Georgetown University’s McDonough School of Business’s distinguished faculty members regularly provide thought leadership through various media outlets. They share research insights and commentary on business news.

  • Commentary: Free Can Be Good and is Hardly Anti-Competitive

    An op-ed by Anna-Maria Kovacs: No sooner was Halloween over than the holiday deals began to flood inboxes, websites, mailboxes, magazines, newspapers and stores. Better yet, offers of free goods and services are everywhere. Buy a laptop and save on the mouse and software. Buy a burger and get a free drink. Rent an apartment and get the first month free. Buy a box of cereal and the second is free. Even some hearing aids come with free batteries.


  • The Rise and Rise of the Referendum

    Professor Jason Brennan of Georgetown University says referendum voters are like fickle sports fans. "People like referenda where their side wins and hate them when their side loses," he told the BBC. "When their side loses, they say things such as, 'This is why we have representative parliaments.'"

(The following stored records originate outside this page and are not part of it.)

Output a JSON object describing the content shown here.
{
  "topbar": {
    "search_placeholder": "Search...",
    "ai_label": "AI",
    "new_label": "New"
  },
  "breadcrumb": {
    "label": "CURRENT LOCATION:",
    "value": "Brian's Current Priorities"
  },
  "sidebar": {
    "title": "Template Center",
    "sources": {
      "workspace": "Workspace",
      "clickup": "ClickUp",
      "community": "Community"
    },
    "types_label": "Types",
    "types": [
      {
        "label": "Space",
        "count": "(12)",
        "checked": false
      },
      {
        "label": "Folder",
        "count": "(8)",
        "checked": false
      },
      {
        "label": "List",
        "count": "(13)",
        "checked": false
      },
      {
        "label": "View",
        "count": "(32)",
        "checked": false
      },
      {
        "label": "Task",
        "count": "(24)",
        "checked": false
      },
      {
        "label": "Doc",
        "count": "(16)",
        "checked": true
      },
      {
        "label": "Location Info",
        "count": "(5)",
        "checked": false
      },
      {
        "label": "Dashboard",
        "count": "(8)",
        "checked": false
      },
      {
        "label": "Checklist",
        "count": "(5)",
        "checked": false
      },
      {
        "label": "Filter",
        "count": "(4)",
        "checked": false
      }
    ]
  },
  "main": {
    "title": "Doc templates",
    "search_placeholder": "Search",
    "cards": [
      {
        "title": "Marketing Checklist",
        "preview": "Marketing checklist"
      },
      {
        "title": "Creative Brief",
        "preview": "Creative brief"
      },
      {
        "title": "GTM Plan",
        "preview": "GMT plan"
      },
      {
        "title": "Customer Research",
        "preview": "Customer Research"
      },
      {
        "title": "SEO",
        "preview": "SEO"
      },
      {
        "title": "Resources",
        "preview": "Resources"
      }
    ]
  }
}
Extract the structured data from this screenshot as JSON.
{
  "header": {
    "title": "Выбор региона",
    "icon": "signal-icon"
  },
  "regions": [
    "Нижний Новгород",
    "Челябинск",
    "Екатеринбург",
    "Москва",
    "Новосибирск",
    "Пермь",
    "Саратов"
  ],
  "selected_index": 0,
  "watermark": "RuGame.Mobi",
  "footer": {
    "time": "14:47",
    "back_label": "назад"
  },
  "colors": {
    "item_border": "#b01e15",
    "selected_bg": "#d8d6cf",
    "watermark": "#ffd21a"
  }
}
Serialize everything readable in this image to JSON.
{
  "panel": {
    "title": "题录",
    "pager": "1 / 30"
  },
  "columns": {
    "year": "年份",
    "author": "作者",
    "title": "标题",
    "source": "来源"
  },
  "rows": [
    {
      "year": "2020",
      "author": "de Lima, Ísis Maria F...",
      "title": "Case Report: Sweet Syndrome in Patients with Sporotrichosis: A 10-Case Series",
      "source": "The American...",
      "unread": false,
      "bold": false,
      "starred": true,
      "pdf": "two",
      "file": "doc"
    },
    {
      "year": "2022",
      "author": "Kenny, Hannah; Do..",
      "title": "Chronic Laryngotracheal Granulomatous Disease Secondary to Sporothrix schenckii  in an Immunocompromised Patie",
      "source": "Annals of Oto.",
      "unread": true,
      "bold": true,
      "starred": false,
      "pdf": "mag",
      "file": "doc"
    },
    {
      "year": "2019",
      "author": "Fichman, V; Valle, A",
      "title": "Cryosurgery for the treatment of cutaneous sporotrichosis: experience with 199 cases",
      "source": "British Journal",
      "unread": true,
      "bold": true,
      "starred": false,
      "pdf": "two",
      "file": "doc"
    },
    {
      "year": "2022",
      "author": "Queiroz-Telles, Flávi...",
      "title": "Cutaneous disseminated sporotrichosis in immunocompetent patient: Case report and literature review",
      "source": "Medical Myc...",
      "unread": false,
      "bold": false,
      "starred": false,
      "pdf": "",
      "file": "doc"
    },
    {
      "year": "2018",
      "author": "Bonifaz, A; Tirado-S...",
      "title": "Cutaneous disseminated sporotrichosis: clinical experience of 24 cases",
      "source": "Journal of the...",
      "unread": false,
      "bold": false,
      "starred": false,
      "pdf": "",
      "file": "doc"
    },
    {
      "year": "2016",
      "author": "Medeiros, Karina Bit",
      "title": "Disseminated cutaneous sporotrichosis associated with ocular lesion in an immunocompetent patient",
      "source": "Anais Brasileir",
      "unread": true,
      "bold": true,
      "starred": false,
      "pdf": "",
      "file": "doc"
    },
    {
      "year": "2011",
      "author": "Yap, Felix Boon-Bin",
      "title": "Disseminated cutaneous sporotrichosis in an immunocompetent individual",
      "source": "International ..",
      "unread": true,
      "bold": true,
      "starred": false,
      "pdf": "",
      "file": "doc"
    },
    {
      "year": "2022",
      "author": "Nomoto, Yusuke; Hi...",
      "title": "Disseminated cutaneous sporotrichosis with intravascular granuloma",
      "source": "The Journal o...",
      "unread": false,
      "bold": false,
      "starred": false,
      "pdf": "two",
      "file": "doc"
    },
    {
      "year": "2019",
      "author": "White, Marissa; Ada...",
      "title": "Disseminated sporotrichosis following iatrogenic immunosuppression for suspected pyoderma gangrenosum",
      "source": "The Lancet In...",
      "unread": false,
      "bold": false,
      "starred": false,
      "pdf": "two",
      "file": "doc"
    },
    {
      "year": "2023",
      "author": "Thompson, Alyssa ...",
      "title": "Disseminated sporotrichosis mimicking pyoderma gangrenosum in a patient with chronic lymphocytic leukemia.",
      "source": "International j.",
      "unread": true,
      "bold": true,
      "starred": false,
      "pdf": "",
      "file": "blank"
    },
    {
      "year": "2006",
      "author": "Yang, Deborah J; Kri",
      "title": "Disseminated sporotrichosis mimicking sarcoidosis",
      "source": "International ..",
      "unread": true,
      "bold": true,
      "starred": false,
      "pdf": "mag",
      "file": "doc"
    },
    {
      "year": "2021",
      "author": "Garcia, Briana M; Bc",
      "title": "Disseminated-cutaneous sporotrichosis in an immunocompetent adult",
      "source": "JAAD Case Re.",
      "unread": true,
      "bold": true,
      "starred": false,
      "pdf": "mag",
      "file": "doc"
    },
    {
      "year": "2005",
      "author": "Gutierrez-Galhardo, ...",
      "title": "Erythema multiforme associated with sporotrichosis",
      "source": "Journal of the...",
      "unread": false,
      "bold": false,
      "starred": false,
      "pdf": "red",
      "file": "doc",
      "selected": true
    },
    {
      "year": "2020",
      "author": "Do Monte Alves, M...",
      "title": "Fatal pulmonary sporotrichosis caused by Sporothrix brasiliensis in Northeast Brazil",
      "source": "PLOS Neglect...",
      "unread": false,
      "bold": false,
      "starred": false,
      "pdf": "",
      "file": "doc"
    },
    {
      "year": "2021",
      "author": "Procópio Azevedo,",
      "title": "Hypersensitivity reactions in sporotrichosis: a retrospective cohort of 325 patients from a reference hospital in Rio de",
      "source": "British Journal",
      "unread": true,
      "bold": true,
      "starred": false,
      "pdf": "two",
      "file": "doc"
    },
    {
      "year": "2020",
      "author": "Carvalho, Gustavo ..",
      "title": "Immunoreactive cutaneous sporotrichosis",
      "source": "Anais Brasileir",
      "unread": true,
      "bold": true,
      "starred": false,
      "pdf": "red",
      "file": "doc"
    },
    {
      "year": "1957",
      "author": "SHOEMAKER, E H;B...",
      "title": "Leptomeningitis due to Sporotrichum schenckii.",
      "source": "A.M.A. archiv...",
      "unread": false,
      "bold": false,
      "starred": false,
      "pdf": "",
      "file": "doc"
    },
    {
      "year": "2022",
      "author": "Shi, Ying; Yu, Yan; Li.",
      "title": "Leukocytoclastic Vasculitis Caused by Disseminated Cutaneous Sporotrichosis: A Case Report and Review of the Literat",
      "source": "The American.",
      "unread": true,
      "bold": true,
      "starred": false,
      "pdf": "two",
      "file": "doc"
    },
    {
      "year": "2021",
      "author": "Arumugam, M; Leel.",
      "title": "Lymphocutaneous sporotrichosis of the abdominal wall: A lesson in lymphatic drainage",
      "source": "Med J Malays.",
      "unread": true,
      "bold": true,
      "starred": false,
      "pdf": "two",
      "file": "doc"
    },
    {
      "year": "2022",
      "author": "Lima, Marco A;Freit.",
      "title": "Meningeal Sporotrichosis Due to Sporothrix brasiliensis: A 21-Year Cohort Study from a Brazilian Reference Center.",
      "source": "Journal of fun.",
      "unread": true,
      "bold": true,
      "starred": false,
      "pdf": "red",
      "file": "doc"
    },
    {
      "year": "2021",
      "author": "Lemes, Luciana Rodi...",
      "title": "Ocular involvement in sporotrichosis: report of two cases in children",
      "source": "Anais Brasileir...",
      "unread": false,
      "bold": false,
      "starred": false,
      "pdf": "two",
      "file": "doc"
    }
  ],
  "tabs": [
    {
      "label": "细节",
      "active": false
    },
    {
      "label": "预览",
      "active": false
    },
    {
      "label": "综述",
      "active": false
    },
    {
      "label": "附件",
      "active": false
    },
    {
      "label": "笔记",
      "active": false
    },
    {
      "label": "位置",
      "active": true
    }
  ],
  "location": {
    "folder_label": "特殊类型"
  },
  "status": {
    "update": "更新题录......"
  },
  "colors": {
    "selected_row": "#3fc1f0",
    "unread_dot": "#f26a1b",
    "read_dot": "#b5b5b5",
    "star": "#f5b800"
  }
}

  • Trump Won in Counties that Lost Jobs to China and Mexico

    And economists J. Bradford Jensen, Stephen Weymouth and Dennis P. Quinn point out that incumbent parties are more likely to lose votes when imports increase and exports decrease, particularly in swing states where low-skilled manufacturing workers face competition from imports.


  • TPP and TIPP trade deals likely ‘dead’ after Donald Trump’s election — but for how long?

    Arthur Dong, professor at Georgetown’s McDonough School of Business, told The Independent that all multi-lateral trade deals that fall across economic and geopolitical fault lines will be called into question under president Trump. "As to whether it’s a permanent nail in the coffin, that’s going to be interesting to see how that plays out," he said.


  • How CEOs are responding to Donald Trump's win

    Some CEOs or corporate officials who have spoken out have seen calls for boycotts of their brands on social media. "They're clearly not as vocal, and in many cases are laying low and waiting to see what really is generated through the Republican-controlled Congress," says Thomas Cooke, a professor at Georgetown University's McDonough School of Business.


  • Investing in America’s communications infrastructure

    An article by Anna-Maria Kovacs: President-elect Trump has promised to lower taxes and strengthen America’s infrastructure. To fulfill that dual commitment, private investment is essential. It is particularly crucial for the communications industry on which most of the U.S. economy now relies. Thus, one of the new administration’s most important economic tasks will be to ensure that the right incentives are in place to encourage investment in America’s broadband infrastructure.


  • Why Parliament Won’t Stop Brexit

    An op-ed by James P. Moore, Jr.: Divorces are messy things, particularly once the decision is made and reality sets in that things may not be so straightforward. This is exactly what the United Kingdom faces as it plans and negotiates its separation from the E.U. following the Brexit vote. To complicate matters further, the U.K.’s Supreme Court ruled earlier this month that Parliament must give approval before secession can commence.


  • The Problem with Our Government is Democracy

    An op-ed by Jason Brennan: Many are scratching their heads: How can someone like Donald Trump win the presidency? To win elections, politicians must push policies that appeal to voters. But most voters are systematically misinformed about the basic facts relevant to elections, and many advocate policies they would reject if they were better informed. We get low-quality government because voters have little idea what they’re doing.